A VAERS report is separate from a petition to the Vaccine Court described below.

How does the court decide who is compensated?

Any individual of any age who received a recommended vaccine and believes that they are a victim of vaccine injury can file a petition. Parents, legal guardians and legal representatives can file on behalf of children, disabled adults and the deceased. That process is as follows:

  1. A petition is filed in the U.S. Court of Federal Claims.
  2. The U.S. Department of Health and Human Services (HHS) reviews the petition. If medical criteria are met, HHS makes a preliminary recommendation for compensation.
  3. The Department of Justice (DOJ) develops legal and medical reports and submits them to the court.
  4. That DOJ report is presented to a court-appointed special master who makes the final decision whether or not to award compensation and determines the amount. This usually occurs after a hearing in which both parties present evidence.

Compensation is usually awarded for injuries that scientific studies found could be attributed to vaccines that occur according to a widely accepted timeline and symptom pattern. One example is an extreme allergic reaction. Injuries that are compensated can be found on the vaccine injury table.

One important aspect to remember about compensation for vaccine injury is the burden of proof. In order to be compensated, a reasonable burden of proof must be met. Much of the dismay toward the VICP among anti-vaccine activists stems from autism not being included on the vaccine injury compensation table. However, scientific studies have clearly shown that vaccines do not cause autism; therefore, autism is not a compensable injury.

I have heard that all of the safety studies on vaccines were completed by the vaccine manufacturers. Is that true?

While pharmaceutical companies invariably perform studies prior to licensure (usually in tens of thousands of people), many systems are in place after licensure (when the vaccine is given to millions of people) to make sure that the vaccine is safe. In fact, many people, not just those who manufacture vaccines, study vaccine safety. The Food and Drug Administration (FDA) reviews all data associated with studies completed by vaccine manufacturers as well as visiting manufacturing sites and continuing to monitor the vaccine as long as it is being made. Additionally, the CDC has systems in place to monitor vaccine safety, of which vaccine manufacturers are not a part:

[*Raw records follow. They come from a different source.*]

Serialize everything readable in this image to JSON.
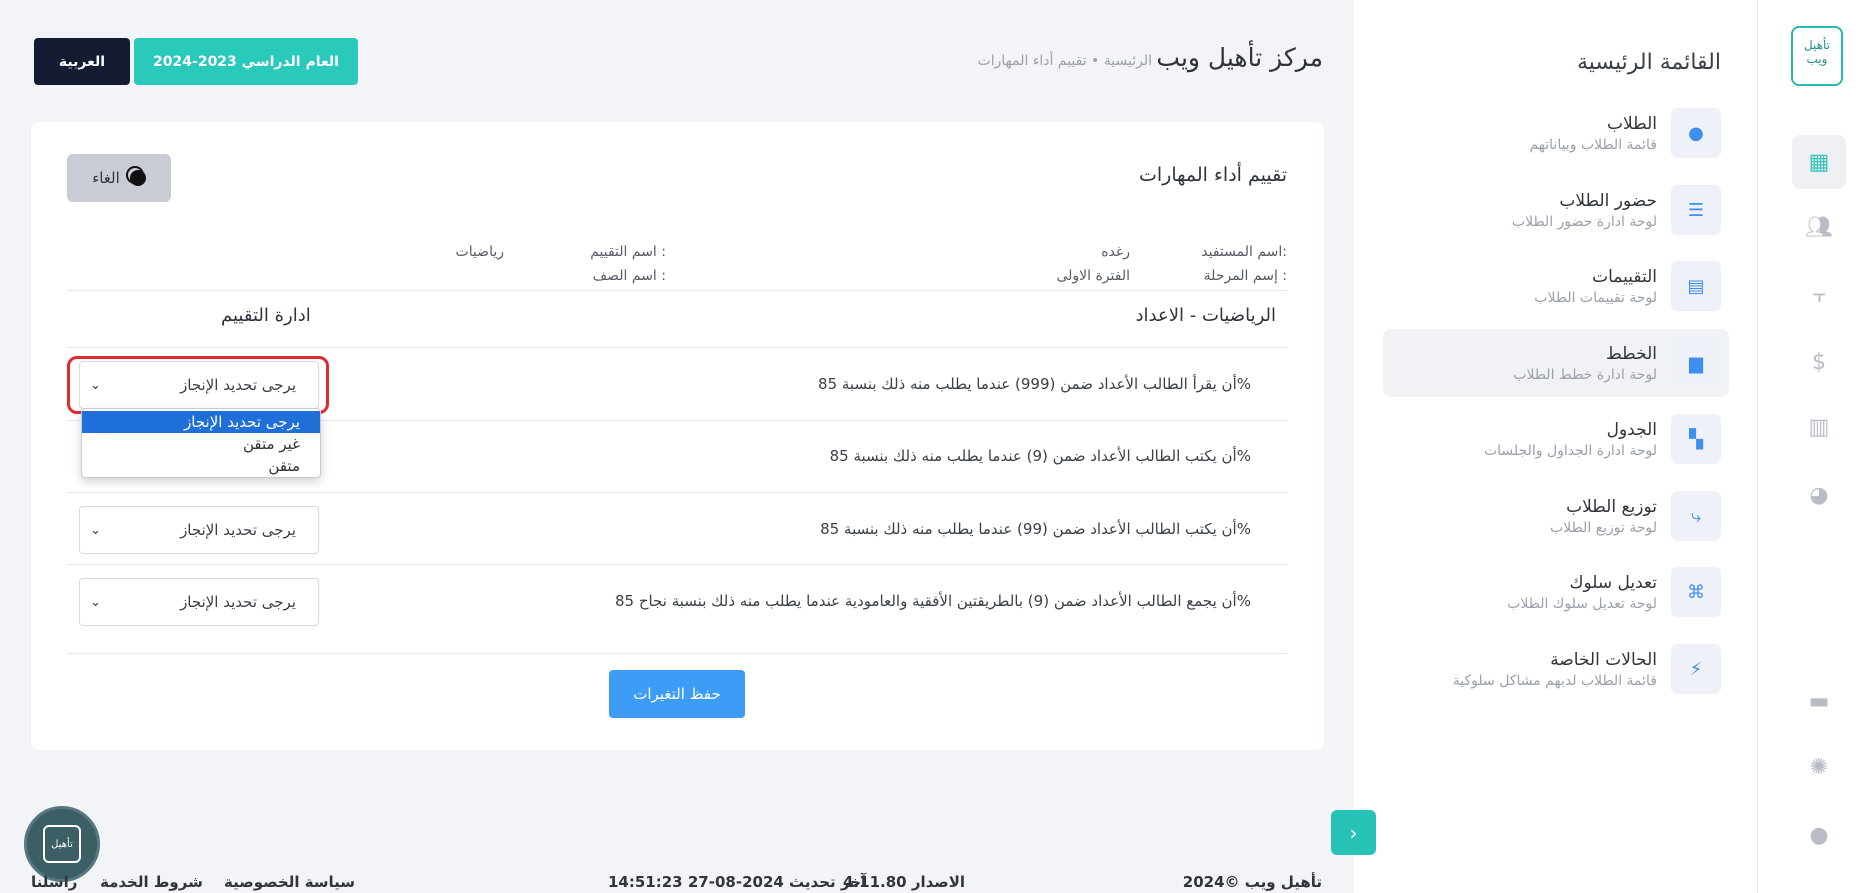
{
  "header": {
    "title": "مركز تأهيل ويب",
    "breadcrumb": "الرئيسية • تقييم أداء المهارات",
    "year_button": "العام الدراسي 2023-2024",
    "language_button": "العربية"
  },
  "rail": {
    "logo_text": "تأهيل ويب",
    "icons": [
      "dashboard-icon",
      "users-icon",
      "brush-icon",
      "dollar-icon",
      "building-icon",
      "pie-icon",
      "chat-icon",
      "gear-icon",
      "user-icon"
    ]
  },
  "sidebar": {
    "title": "القائمة الرئيسية",
    "items": [
      {
        "title": "الطلاب",
        "subtitle": "قائمة الطلاب وبياناتهم"
      },
      {
        "title": "حضور الطلاب",
        "subtitle": "لوحة ادارة حضور الطلاب"
      },
      {
        "title": "التقييمات",
        "subtitle": "لوحة تقييمات الطلاب"
      },
      {
        "title": "الخطط",
        "subtitle": "لوحة ادارة خطط الطلاب"
      },
      {
        "title": "الجدول",
        "subtitle": "لوحة ادارة الجداول والجلسات"
      },
      {
        "title": "توزيع الطلاب",
        "subtitle": "لوحة توزيع الطلاب"
      },
      {
        "title": "تعديل سلوك",
        "subtitle": "لوحة تعديل سلوك الطلاب"
      },
      {
        "title": "الحالات الخاصة",
        "subtitle": "قائمة الطلاب لديهم مشاكل سلوكية"
      }
    ]
  },
  "card": {
    "title": "تقييم أداء المهارات",
    "cancel_label": "الغاء",
    "beneficiary_label": "اسم المستفيد:",
    "beneficiary_value": "رغده",
    "stage_label": "إسم المرحلة :",
    "stage_value": "الفترة الاولى",
    "evaluation_label": "اسم التقييم :",
    "evaluation_value": "رياضيات",
    "class_label": "اسم الصف :",
    "section_title": "الرياضيات - الاعداد",
    "admin_title": "ادارة التقييم",
    "rows": [
      {
        "text": "أن يقرأ الطالب الأعداد ضمن (999) عندما يطلب منه ذلك بنسبة 85%",
        "value": "يرجى تحديد الإنجاز"
      },
      {
        "text": "أن يكتب الطالب الأعداد ضمن (9) عندما يطلب منه ذلك بنسبة 85%",
        "value": ""
      },
      {
        "text": "أن يكتب الطالب الأعداد ضمن (99) عندما يطلب منه ذلك بنسبة 85%",
        "value": "يرجى تحديد الإنجاز"
      },
      {
        "text": "أن يجمع الطالب الأعداد ضمن (9) بالطريقتين الأفقية والعامودية عندما يطلب منه ذلك بنسبة نجاح 85%",
        "value": "يرجى تحديد الإنجاز"
      }
    ],
    "dropdown_options": [
      "يرجى تحديد الإنجاز",
      "غير متقن",
      "متقن"
    ],
    "save_label": "حفظ التغيرات"
  },
  "footer": {
    "copyright": "2024© تأهيل ويب",
    "version": "الاصدار 4.11.80",
    "last_update": "آخر تحديث 2024-08-27 14:51:23",
    "privacy": "سياسة الخصوصية",
    "terms": "شروط الخدمة",
    "contact": "راسلنا"
  },
  "colors": {
    "accent": "#29c9bb",
    "dark": "#151b33",
    "primary": "#3c9cf6",
    "highlight": "#e02a2f"
  }
}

  • Vaccine Adverse Effects Reporting System (VAERS): As described above, VAERS is continuously monitored for trends in data that would indicate a vaccine safety issue.
  • Vaccine Safety DataLink (VSD): A collaboration among eight large healthcare organizations from various parts of the United States. Health records are monitored for vaccine receipt and illnesses to study vaccine safety in an ongoing and controlled manner.
  • Clinical Immunization Safety Assessment Project (CISA): A national group of vaccine experts from the CDC, seven medical research centers, and other experts who conduct research around specific vaccine safety concerns, provide consultations for individual healthcare providers on specific patients and review adverse event data.

In addition, the National Academy of Medicine, previously called the Institute of Medicine, periodically conducts comprehensive reviews of the literature to monitor vaccine safety. They completed a review related to adverse effects of vaccines in 2012.

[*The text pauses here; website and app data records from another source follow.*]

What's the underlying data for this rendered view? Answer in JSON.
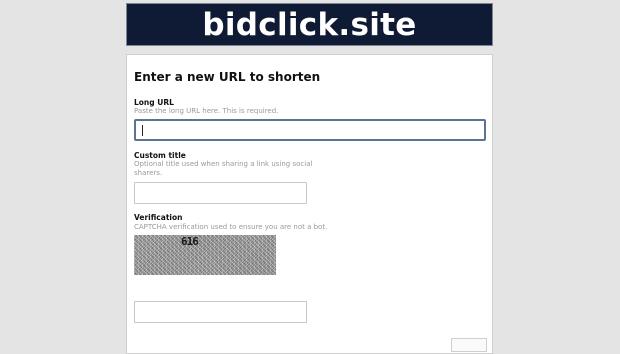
{
  "header": {
    "site_title": "bidclick.site"
  },
  "form": {
    "heading": "Enter a new URL to shorten",
    "long_url": {
      "label": "Long URL",
      "help": "Paste the long URL here. This is required.",
      "value": ""
    },
    "custom_title": {
      "label": "Custom title",
      "help": "Optional title used when sharing a link using social sharers.",
      "value": ""
    },
    "verification": {
      "label": "Verification",
      "help": "CAPTCHA verification used to ensure you are not a bot.",
      "captcha_text": "616",
      "value": ""
    }
  },
  "colors": {
    "header_bg": "#0f1a35",
    "focus_border": "#5c7491",
    "page_bg": "#e4e4e4"
  }
}
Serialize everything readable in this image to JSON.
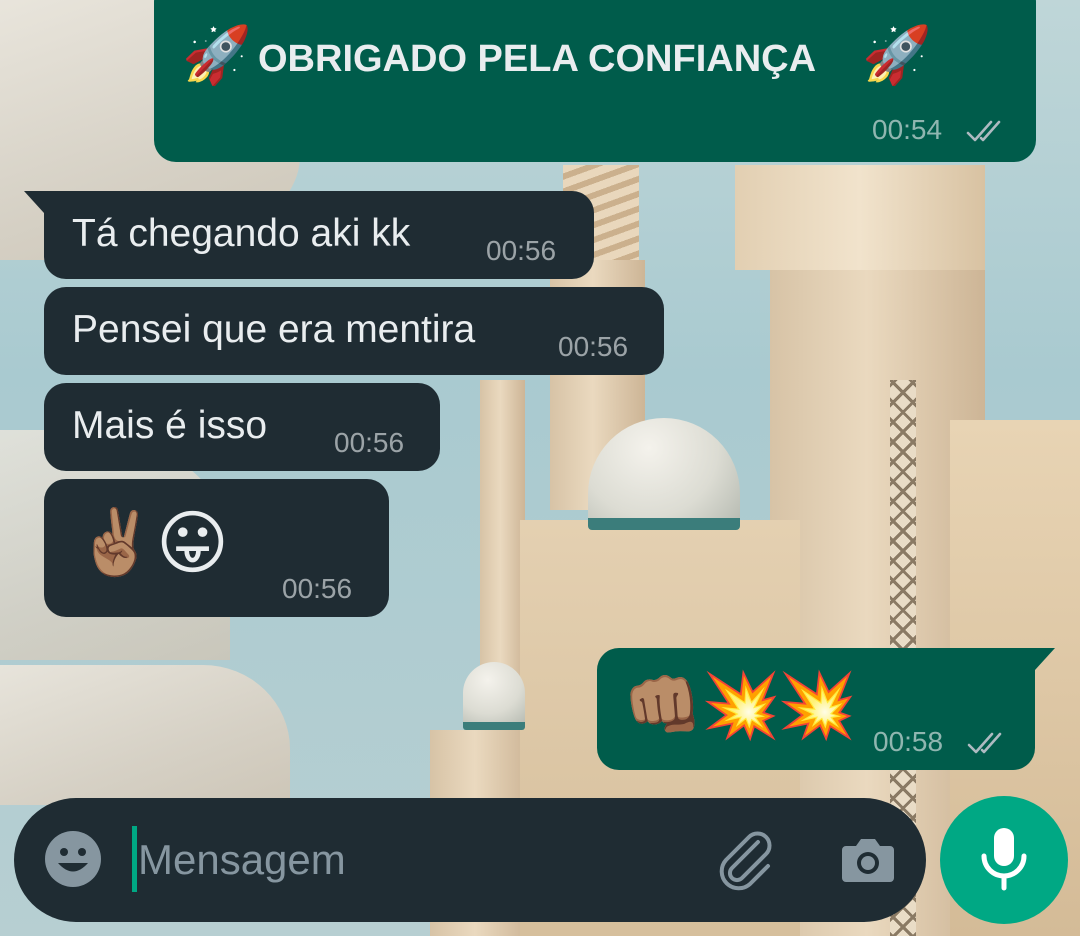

Resources for additional information

Reviewed by Paul A. Offit, MD on January 24, 2024

Materials in this section are updated as new information and vaccines become available. The Vaccine Education Center staff regularly reviews materials for accuracy.

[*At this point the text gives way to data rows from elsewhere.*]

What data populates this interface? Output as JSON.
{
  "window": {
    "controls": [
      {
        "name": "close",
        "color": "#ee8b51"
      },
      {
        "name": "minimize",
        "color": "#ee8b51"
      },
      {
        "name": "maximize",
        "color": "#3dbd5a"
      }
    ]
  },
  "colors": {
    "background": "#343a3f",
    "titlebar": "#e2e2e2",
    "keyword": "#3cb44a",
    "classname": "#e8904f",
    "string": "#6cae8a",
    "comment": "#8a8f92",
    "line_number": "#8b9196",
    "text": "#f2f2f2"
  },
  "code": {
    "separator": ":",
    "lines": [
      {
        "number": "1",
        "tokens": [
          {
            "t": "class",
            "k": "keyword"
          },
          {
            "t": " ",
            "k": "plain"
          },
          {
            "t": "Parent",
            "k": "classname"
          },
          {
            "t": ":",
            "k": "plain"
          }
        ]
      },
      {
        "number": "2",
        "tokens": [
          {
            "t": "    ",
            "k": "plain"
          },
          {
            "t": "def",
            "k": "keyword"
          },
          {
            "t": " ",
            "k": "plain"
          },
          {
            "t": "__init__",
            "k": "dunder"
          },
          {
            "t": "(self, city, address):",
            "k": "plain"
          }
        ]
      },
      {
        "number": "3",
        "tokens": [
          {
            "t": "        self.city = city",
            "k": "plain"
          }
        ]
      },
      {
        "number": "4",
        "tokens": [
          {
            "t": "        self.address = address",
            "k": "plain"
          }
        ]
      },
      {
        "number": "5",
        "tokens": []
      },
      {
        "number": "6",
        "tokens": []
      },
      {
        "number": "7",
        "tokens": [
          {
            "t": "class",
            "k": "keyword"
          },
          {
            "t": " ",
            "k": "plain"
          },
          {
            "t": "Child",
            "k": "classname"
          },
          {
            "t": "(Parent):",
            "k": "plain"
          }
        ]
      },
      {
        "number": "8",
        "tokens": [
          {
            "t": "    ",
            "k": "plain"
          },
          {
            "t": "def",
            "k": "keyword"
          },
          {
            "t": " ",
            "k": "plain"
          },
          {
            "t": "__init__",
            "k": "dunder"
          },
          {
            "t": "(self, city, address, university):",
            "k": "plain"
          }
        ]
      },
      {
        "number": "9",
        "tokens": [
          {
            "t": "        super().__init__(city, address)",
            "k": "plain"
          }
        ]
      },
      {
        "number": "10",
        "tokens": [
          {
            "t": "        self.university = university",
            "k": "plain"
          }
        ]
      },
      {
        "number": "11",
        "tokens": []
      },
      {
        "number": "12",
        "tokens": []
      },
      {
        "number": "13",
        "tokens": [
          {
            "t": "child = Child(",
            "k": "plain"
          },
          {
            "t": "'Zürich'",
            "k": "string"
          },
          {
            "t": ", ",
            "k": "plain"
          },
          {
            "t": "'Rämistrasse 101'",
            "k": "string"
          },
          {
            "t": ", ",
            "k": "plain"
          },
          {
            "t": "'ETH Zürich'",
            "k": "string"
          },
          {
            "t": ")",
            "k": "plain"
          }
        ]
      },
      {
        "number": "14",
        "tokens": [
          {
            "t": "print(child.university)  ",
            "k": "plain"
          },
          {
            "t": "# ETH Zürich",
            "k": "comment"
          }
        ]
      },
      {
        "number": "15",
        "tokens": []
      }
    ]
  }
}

You should not consider the information in this site to be specific, professional medical advice for your personal health or for your family's personal health. You should not use it to replace any relationship with a physician or other qualified healthcare professional. For medical concerns, including decisions about vaccinations, medications and other treatments, you should always consult your physician or, in serious cases, seek immediate assistance from emergency personnel.